The Dallas–Fort Worth metroplex, officially designated Dallas–Fort Worth–Arlington by the U.S. Office of Management and Budget, is a metropolitan area in the U.S. state of Texas encompassing 11 counties. It is the economic and cultural hub of North Texas. Residents of the area also refer to it as DFW, or the Metroplex.
State Highway 121 is a state highway angling from southwest to northeast through north central Texas. It runs from downtown Fort Worth, Texas at the junction of Interstate 35W to Bonham, Texas, just north of a junction with U.S. Highway 82.
State Highway 360 is a 28-mile (45 km) north–south state highway in the Dallas–Fort Worth metroplex in the U.S. state of Texas. It runs north from an at-grade intersection with US 287 in Mansfield, near the Ellis-Johnson county line to a partial interchange with SH 121 in Grapevine, near Dallas/Fort Worth International Airport.
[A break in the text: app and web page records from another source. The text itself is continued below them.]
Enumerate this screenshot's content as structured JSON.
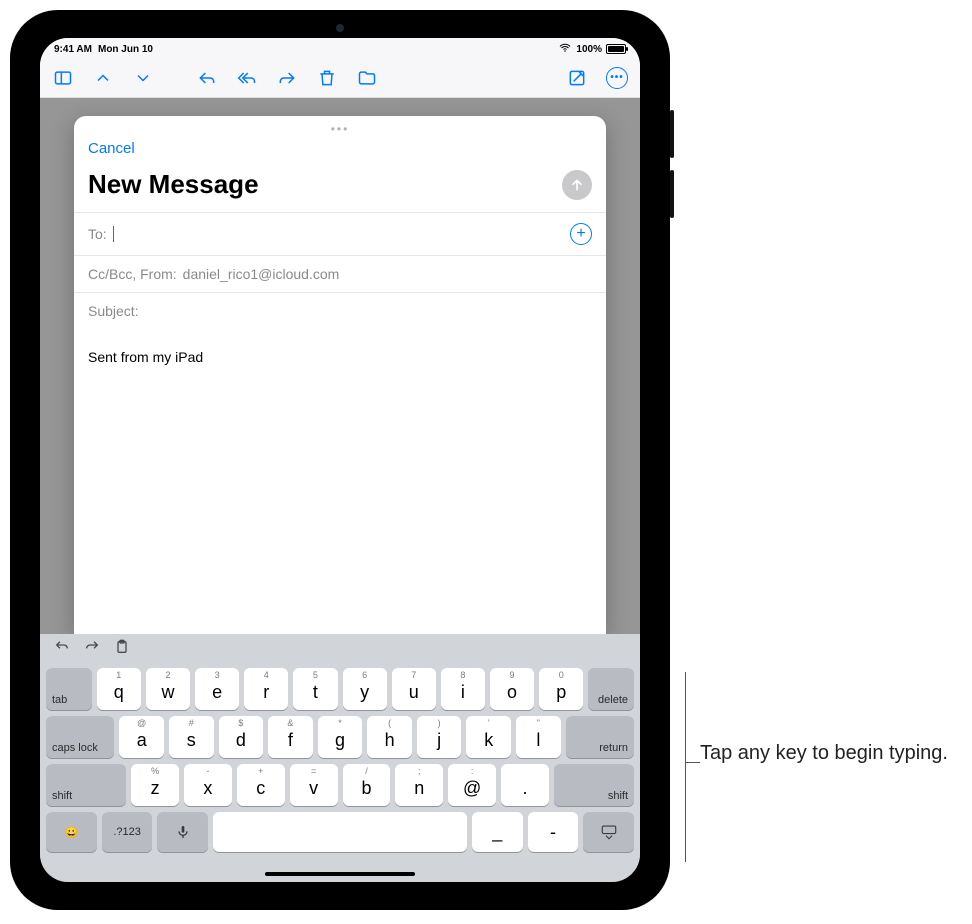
{
  "status": {
    "time": "9:41 AM",
    "date": "Mon Jun 10",
    "battery": "100%"
  },
  "toolbar": {
    "sidebar_icon": "sidebar-icon",
    "up_icon": "chevron-up-icon",
    "down_icon": "chevron-down-icon",
    "reply_icon": "reply-icon",
    "reply_all_icon": "reply-all-icon",
    "forward_icon": "forward-icon",
    "trash_icon": "trash-icon",
    "folder_icon": "folder-icon",
    "compose_icon": "compose-icon",
    "more_icon": "more-icon"
  },
  "compose": {
    "cancel_label": "Cancel",
    "title": "New Message",
    "to_label": "To:",
    "ccbcc_label": "Cc/Bcc, From:",
    "from_value": "daniel_rico1@icloud.com",
    "subject_label": "Subject:",
    "signature": "Sent from my iPad"
  },
  "keyboard": {
    "row1": [
      {
        "main": "q",
        "alt": "1"
      },
      {
        "main": "w",
        "alt": "2"
      },
      {
        "main": "e",
        "alt": "3"
      },
      {
        "main": "r",
        "alt": "4"
      },
      {
        "main": "t",
        "alt": "5"
      },
      {
        "main": "y",
        "alt": "6"
      },
      {
        "main": "u",
        "alt": "7"
      },
      {
        "main": "i",
        "alt": "8"
      },
      {
        "main": "o",
        "alt": "9"
      },
      {
        "main": "p",
        "alt": "0"
      }
    ],
    "row2": [
      {
        "main": "a",
        "alt": "@"
      },
      {
        "main": "s",
        "alt": "#"
      },
      {
        "main": "d",
        "alt": "$"
      },
      {
        "main": "f",
        "alt": "&"
      },
      {
        "main": "g",
        "alt": "*"
      },
      {
        "main": "h",
        "alt": "("
      },
      {
        "main": "j",
        "alt": ")"
      },
      {
        "main": "k",
        "alt": "'"
      },
      {
        "main": "l",
        "alt": "\""
      }
    ],
    "row3": [
      {
        "main": "z",
        "alt": "%"
      },
      {
        "main": "x",
        "alt": "-"
      },
      {
        "main": "c",
        "alt": "+"
      },
      {
        "main": "v",
        "alt": "="
      },
      {
        "main": "b",
        "alt": "/"
      },
      {
        "main": "n",
        "alt": ";"
      },
      {
        "main": "@",
        "alt": ":"
      },
      {
        "main": ".",
        "alt": ""
      }
    ],
    "tab": "tab",
    "delete": "delete",
    "caps": "caps lock",
    "return": "return",
    "shift": "shift",
    "numbers": ".?123",
    "underscore": "_",
    "dash": "-"
  },
  "callout": {
    "text": "Tap any key to begin typing."
  }
}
The highway serves as a local north–south route running through the center of the metroplex, linking together the southern and northern suburbs to the core. Between US 287 and Camp Wisdom Road/Sublett Road, SH 360 follows a pair of frontage roads along a four-lane tollway known as the 360 Tollway, a tollway operated by the NTTA. Between Camp Wisdom Road/Sublett Road and SH 121, SH 360 follows a toll-free freeway maintained by TxDOT.
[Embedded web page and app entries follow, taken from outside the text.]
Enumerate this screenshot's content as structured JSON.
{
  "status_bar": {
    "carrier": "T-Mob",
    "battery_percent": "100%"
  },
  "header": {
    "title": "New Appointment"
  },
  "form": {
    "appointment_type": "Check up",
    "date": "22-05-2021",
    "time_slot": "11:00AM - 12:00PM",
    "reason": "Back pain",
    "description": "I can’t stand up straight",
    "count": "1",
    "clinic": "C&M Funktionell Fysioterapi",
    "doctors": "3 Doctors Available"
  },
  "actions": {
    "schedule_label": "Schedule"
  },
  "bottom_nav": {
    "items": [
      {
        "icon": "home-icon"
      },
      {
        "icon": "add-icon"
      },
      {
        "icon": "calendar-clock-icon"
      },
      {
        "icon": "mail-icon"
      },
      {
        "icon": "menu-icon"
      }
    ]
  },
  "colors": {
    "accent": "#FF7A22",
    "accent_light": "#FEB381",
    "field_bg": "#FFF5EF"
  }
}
The Mid-Cities is a suburban region filling the thirty-mile span between Dallas and Fort Worth. These communities include the cities of Irving, Arlington, Grand Prairie, Lewisville, Flower Mound, Coppell, Grapevine, Southlake, Colleyville, HEB, NRH, Haltom City, Watauga, and Keller.
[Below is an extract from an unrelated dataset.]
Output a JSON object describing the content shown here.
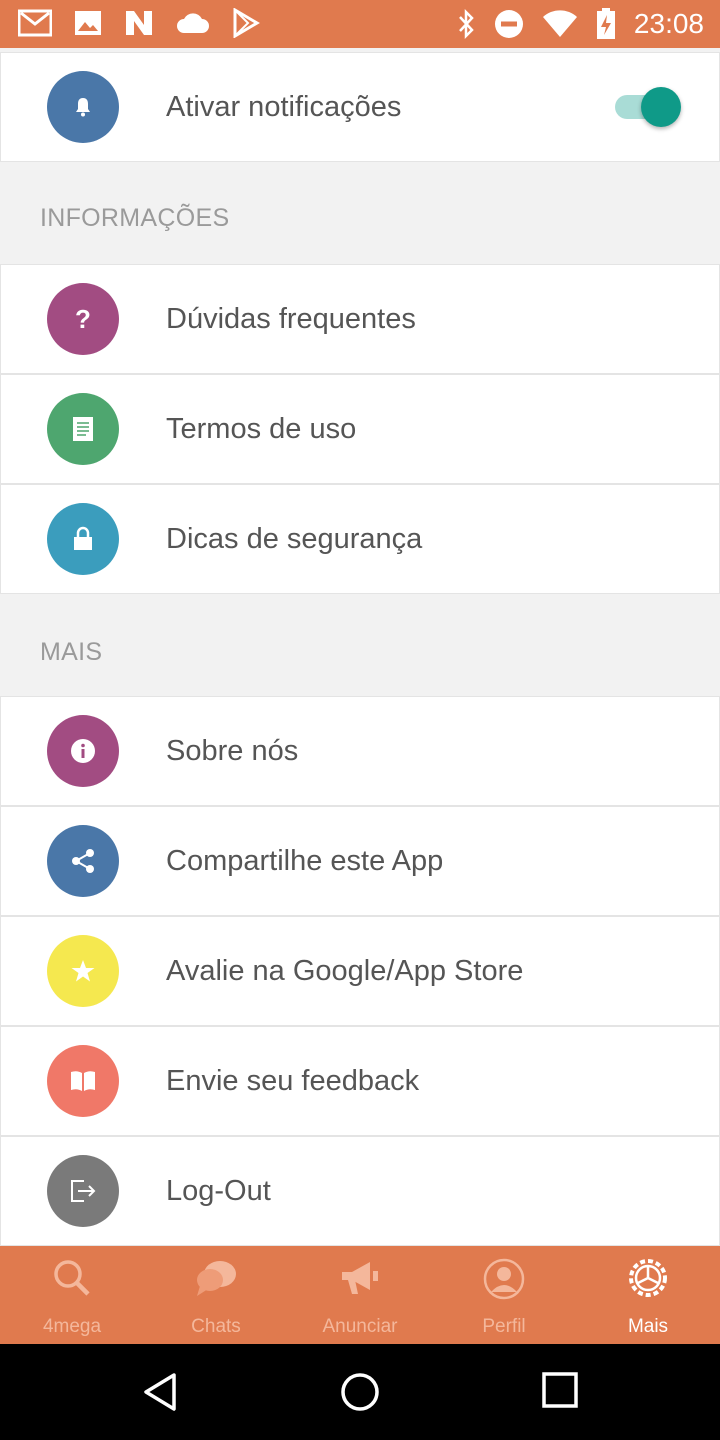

State Highway 183 or SH 183 is a state highway in the Dallas–Fort Worth metroplex in Texas. Its most heavily used section is designated Airport Freeway where it serves the southern entrance of Dallas-Fort Worth International Airport.
Area codes 214, 469 and 972 are the North American telephone area codes for Dallas, Texas, and most of the eastern portion of the Dallas–Fort Worth metroplex.
Area codes 817 and 682 are Texas telephone area codes for numbers in Fort Worth and most of the western portion of the Metroplex. Area code 817 was created as a flash-cut sometime during 1953, but available databases do not indicate from which area code it was split, as all original area codes were created in October 1947. Based on proximity, however, it was probably split from area codes 214 and 915.
Northwest Independent School District is a rapidly growing North Texas public school district with its headquarters in the city of Fort Worth, Texas (USA). with a Justin postal address. The school district is named for its location in the northwestern area of the Dallas Fort Worth Metroplex. The school district lies in three North Texas counties: Denton County, Tarrant County and Wise County.
The following is a timeline of the history of the city of Arlington, Texas, USA.